3. Hold down an unpleasant job that makes you hate your parents a little bit because they won’t let you quit. When I was your age, I worked as an intern on Capitol Hill and on an assembly line in a Westvaco paper-box factory. Guess which job taught me more about life. (Although I did find myself alone in the hall one afternoon with Senator Sam Nunn and he actually said hi to me, which was super-thrilling.)
4. Go somewhere for the weekend without your phone, just so you know what it feels like to be in solitary confinement, or dying.
5. Every time you get a new toy or gadget, give an old toy or gadget away to someone who doesn’t get new things as often as you do.
6. Take care of someone or something other than yourself. A pet does nicely here. And if it’s a dog, learn to brush the dog far enough away from the back door that the hair does not all come whooshing back in when you are finished. Yes, I speak from experience.
7. Write a heartfelt thank-you note to someone over the age of 70. Even if this person hasn’t given you a holiday or birthday present, find something to thank them for.
8. Read a book for pleasure. If you start one and still hate it on page 50, find another one. Repeat as needed until you find a book you really love.
9. Do something nice for a neighbor without expecting any credit for it. Rake the leaves, shovel the walk, put the news-paper on the front step if it landed in the middle of the driveway. Keep your identity here secret.

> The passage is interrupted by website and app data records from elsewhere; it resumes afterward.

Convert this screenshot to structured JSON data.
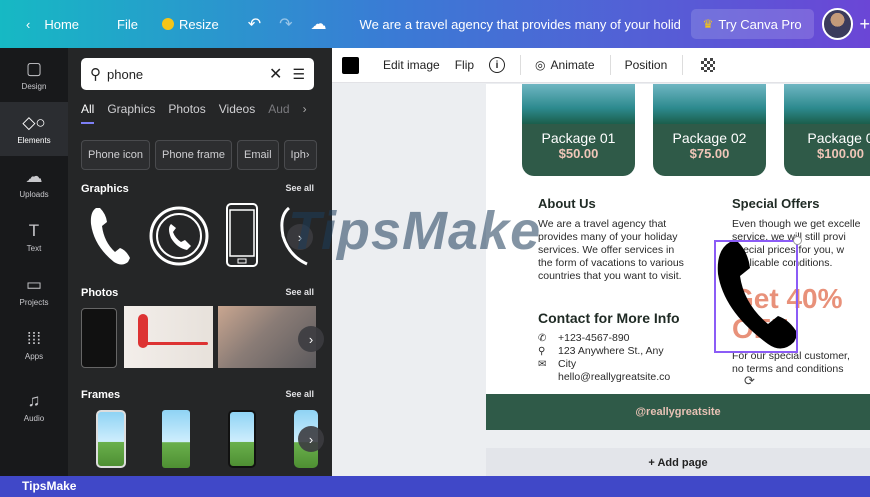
{
  "topbar": {
    "home": "Home",
    "file": "File",
    "resize": "Resize",
    "doc_title": "We are a travel agency that provides many of your holiday s...",
    "canva_pro": "Try Canva Pro",
    "plus": "+",
    "brand_color": "#6b46d6"
  },
  "rail": [
    {
      "label": "Design",
      "icon": "layout-icon",
      "glyph": "▢"
    },
    {
      "label": "Elements",
      "icon": "shapes-icon",
      "glyph": "◇○"
    },
    {
      "label": "Uploads",
      "icon": "cloud-upload-icon",
      "glyph": "☁"
    },
    {
      "label": "Text",
      "icon": "text-icon",
      "glyph": "T"
    },
    {
      "label": "Projects",
      "icon": "folder-icon",
      "glyph": "▭"
    },
    {
      "label": "Apps",
      "icon": "grid-icon",
      "glyph": "⋮⋮⋮"
    },
    {
      "label": "Audio",
      "icon": "music-icon",
      "glyph": "♫"
    }
  ],
  "panel": {
    "search_value": "phone",
    "tabs": [
      "All",
      "Graphics",
      "Photos",
      "Videos",
      "Aud"
    ],
    "chips": [
      "Phone icon",
      "Phone frame",
      "Email",
      "Iph"
    ],
    "graphics_title": "Graphics",
    "photos_title": "Photos",
    "frames_title": "Frames",
    "see_all": "See all"
  },
  "toolbar": {
    "edit_image": "Edit image",
    "flip": "Flip",
    "info": "i",
    "animate": "Animate",
    "position": "Position"
  },
  "design": {
    "packages": [
      {
        "name": "Package 01",
        "price": "$50.00"
      },
      {
        "name": "Package 02",
        "price": "$75.00"
      },
      {
        "name": "Package 0",
        "price": "$100.00"
      }
    ],
    "about_title": "About Us",
    "about_text": "We are a travel agency that provides many of your holiday services. We offer services in the form of vacations to various countries that you want to visit.",
    "offers_title": "Special Offers",
    "offers_text": [
      "Even though we get excelle",
      "service, we will still provi",
      "special prices for you, w",
      "applicable conditions."
    ],
    "get40": [
      "Get 40%",
      "OFF"
    ],
    "get40_sub": [
      "For our special customer,",
      "no terms and conditions"
    ],
    "contact_title": "Contact for More Info",
    "contacts": [
      {
        "icon": "phone-small-icon",
        "glyph": "✆",
        "text": "+123-4567-890"
      },
      {
        "icon": "location-icon",
        "glyph": "⚲",
        "text": "123 Anywhere St., Any"
      },
      {
        "icon": "mail-icon",
        "glyph": "✉",
        "text": "City"
      },
      {
        "icon": "",
        "glyph": "",
        "text": "hello@reallygreatsite.co"
      }
    ],
    "footer": "@reallygreatsite",
    "accent": "#2f5a48",
    "highlight": "#e8917a"
  },
  "add_page": "+ Add page",
  "watermark": "TipsMake",
  "bottom_brand": "TipsMake"
}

10. Don’t race to the top. Never race to the top. If you want to aim for the top, good for you. But try to get there slowly, deliberately, without knocking everyone else out of the way. Or missing the beautiful view.